VIII. Differential Diagnosis: Pregnancy related Acute Liver Disease

  1. Hyperemesis Gravidarum
    1. Liver transaminases (AST, ALT) may be over 200 IU/L
    2. Alkaline Phosphatase may be increased up to twice normal
    3. Serum Bilirubin may be increased enough to cause visible Jaundice
  2. HELLP Syndrome
    1. Often associated with Preeclampsia with Severe Hypertension and Proteinuria
    2. Most commonly occurs in third trimester and immediately postpartum
  3. Acute Fatty Liver of Pregnancy
    1. Associated with more severe liver failure and Renal Insufficiency
    2. May be difficult to distinguish with HELLP Syndrome
  4. Intrahepatic Cholestasis of Pregnancy
    1. Most common liver disease in pregnancy (second and third trimester)
    2. Significantly elevated Bilirubin levels risk fetal demise and preterm delivery

IX. Differential Diagnosis: Miscellaneous

  1. Autoimmune Conditions
    1. Systemic Lupus Erythematosus (SLE)
    2. Autoimmune Hepatitis
      1. Women predominate in a bimodal distribution (ages 15 to 25 and 45 to 60 years old)
  2. Medications and drugs
    1. See Hepatotoxin
    2. Alcohol Abuse
    3. Carbon tetrachloride

X. Precautions: Red Flags (admission criteria)

  1. Altered Mental Status
  2. Hypoglycemia
  3. Severe Hyperbilirubinemia
  4. Significant Renal Insufficiency
  5. Significantly abnormal coagulation studies

XI. Management

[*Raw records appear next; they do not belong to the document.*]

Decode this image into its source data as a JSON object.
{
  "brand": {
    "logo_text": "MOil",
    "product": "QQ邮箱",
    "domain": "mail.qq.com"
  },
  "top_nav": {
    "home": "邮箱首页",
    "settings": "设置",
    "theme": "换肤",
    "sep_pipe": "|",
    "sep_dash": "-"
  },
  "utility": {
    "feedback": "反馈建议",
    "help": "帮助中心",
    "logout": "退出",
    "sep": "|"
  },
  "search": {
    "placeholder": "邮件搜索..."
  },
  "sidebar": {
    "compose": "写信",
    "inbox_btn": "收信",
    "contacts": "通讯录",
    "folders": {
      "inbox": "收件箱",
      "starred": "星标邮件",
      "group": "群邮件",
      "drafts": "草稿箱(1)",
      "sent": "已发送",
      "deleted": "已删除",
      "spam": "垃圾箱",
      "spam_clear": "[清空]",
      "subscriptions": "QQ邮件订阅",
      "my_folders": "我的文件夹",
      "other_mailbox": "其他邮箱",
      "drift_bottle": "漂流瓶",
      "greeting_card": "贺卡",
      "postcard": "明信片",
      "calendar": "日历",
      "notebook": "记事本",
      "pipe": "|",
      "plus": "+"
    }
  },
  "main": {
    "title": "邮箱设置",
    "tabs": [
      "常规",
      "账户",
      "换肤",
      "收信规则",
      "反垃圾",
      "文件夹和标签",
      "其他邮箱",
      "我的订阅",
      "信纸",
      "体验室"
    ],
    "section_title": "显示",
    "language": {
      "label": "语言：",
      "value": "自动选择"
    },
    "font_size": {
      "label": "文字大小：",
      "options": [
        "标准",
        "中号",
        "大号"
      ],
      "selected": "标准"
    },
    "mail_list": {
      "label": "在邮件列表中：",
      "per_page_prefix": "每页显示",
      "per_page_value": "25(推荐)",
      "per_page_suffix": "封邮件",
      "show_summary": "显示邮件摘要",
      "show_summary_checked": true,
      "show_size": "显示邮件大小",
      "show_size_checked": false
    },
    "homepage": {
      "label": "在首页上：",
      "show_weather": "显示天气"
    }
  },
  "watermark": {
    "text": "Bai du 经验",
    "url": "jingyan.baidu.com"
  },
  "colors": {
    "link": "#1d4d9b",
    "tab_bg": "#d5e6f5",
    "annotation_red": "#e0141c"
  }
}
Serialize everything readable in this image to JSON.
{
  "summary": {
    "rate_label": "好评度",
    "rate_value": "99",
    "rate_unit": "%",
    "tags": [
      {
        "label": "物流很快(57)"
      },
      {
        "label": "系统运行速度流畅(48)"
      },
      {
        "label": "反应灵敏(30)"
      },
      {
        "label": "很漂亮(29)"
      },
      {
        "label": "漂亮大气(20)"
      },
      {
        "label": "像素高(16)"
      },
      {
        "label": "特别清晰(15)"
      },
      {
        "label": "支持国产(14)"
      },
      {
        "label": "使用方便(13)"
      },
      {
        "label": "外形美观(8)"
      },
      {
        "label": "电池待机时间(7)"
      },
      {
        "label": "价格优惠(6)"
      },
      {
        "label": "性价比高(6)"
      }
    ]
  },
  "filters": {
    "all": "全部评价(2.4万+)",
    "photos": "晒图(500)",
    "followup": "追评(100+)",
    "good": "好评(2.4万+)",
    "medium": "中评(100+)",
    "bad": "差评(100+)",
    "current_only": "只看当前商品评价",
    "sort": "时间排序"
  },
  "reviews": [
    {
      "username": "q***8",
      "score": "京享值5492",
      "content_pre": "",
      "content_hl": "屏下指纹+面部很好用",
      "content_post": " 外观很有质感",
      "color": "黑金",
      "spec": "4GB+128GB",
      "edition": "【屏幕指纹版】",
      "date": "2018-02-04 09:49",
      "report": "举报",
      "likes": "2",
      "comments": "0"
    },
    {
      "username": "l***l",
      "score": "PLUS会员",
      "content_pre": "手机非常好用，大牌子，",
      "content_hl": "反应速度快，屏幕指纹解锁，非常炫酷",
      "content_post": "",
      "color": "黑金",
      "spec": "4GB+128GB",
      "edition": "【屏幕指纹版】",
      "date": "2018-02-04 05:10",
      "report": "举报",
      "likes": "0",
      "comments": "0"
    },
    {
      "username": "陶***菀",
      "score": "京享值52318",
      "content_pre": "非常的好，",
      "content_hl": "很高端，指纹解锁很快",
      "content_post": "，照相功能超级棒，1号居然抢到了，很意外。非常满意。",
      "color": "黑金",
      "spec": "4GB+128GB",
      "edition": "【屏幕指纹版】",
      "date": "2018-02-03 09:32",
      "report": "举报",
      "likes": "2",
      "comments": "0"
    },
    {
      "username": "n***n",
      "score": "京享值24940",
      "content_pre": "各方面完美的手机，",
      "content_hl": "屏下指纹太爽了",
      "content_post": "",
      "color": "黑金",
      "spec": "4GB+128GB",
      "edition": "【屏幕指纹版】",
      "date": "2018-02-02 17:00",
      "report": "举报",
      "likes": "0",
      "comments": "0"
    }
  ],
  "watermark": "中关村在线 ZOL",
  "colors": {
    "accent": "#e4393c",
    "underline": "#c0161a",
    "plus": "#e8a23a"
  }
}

  1. See Fulminant Hepatitis (Acute Liver Failure)
  2. Supportive care
    1. Intravenous rehydration
    2. Antiemetics
  3. Specific management
    1. See Viral Hepatitis
    2. See Acetaminophen Overdose
  4. Disposition
    1. Admit patients with red flag findings (see above) to Intensive Care unit
    2. Most patients may be discharged to home with close interval follow-up with primary care

XII. Prevention

XIII. References

  1. Swaminathan and Weingart in Herbert (2020) EM:Rap 20(10):1-2
  2. Swencki (2015) Crit Dec Emerg Med 29(11):2-10
  3. (2004) MMWR Recomm Rep 53(RR-4): 1-33 [PubMed]
  4. Matheny (2012) Am Fam Physician 86(11): 1027-34 [PubMed]

Images: Related links to external sites (from Bing)

Related Studies